Large commercial orchards can take drastic measures to save their fruit crop, from burning huge bonfires in the orchards to hiring a helicopter to hover over the orchards to push warm air down or setting sprinklers up to keep above-freezing water hitting the trees in an effort to prevent frost from settling in and doing its damage.

I can’t take measures that drastic as I only have four trees to worry about. The pear trees haven’t started blossoming yet (they are later spring blossomers), so I don’t have to worry about them, and, the pear trees tend to do better in cooler weather than the hotter season fruits, like cherries, peaches and plums, do.

So, tonight the trees will get covered with sheets as well as they can be covered. Some gardeners say you could do more damage by covering the trees with cloth because you risk damaging the tree, but others say the damage you could do to a few limbs is far less than what the frost could do to your fruit. We’ll see what happens. If I can save half the fruit from being damaged/killed by frost, I’ll risk possibly damaging a few small limbs on the trees. Those can be pruned out in the fall any way when I do the annual pruning.

I’m far less worried about my roses, which are looking fabulous and putting on delightful flowers. They are right next to the house, out of the wind, and should be okay. I don’t think I have enough sheets hanging around the house to cover them AND the fruit trees any way.

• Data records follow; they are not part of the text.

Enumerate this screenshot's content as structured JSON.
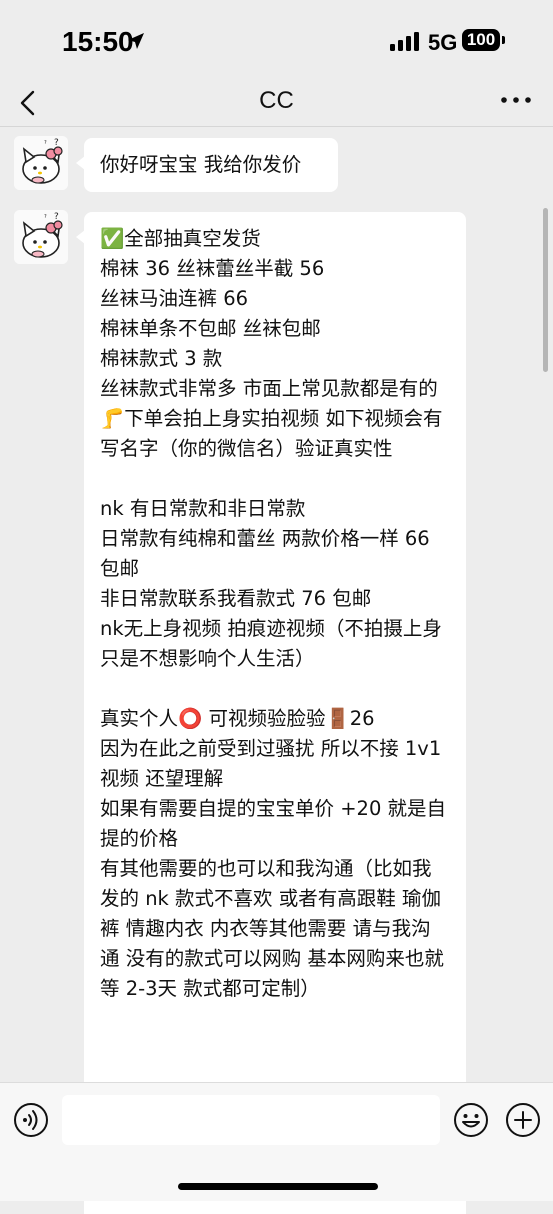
{
  "status_bar": {
    "time": "15:50",
    "network": "5G",
    "battery": "100"
  },
  "nav": {
    "title": "CC"
  },
  "messages": [
    {
      "sender": "CC",
      "text": "你好呀宝宝 我给你发价"
    },
    {
      "sender": "CC",
      "text": "✅全部抽真空发货\n棉袜 36 丝袜蕾丝半截 56\n丝袜马油连裤 66\n棉袜单条不包邮 丝袜包邮\n棉袜款式 3 款\n丝袜款式非常多 市面上常见款都是有的\n🦵下单会拍上身实拍视频 如下视频会有写名字（你的微信名）验证真实性\n\nnk 有日常款和非日常款\n日常款有纯棉和蕾丝 两款价格一样 66 包邮\n非日常款联系我看款式 76 包邮\nnk无上身视频 拍痕迹视频（不拍摄上身只是不想影响个人生活）\n\n真实个人⭕ 可视频验脸验🚪26\n因为在此之前受到过骚扰 所以不接 1v1 视频 还望理解\n如果有需要自提的宝宝单价 +20 就是自提的价格\n有其他需要的也可以和我沟通（比如我发的 nk 款式不喜欢 或者有高跟鞋 瑜伽裤 情趣内衣 内衣等其他需要 请与我沟通 没有的款式可以网购 基本网购来也就等 2-3天 款式都可定制）"
    }
  ],
  "input": {
    "placeholder": ""
  },
  "icons": {
    "back": "chevron-left-icon",
    "more": "more-dots-icon",
    "voice": "voice-icon",
    "emoji": "emoji-icon",
    "plus": "plus-icon"
  }
}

So, fingers crossed that my efforts to save the fruit will do more good than harm!

Happy planting!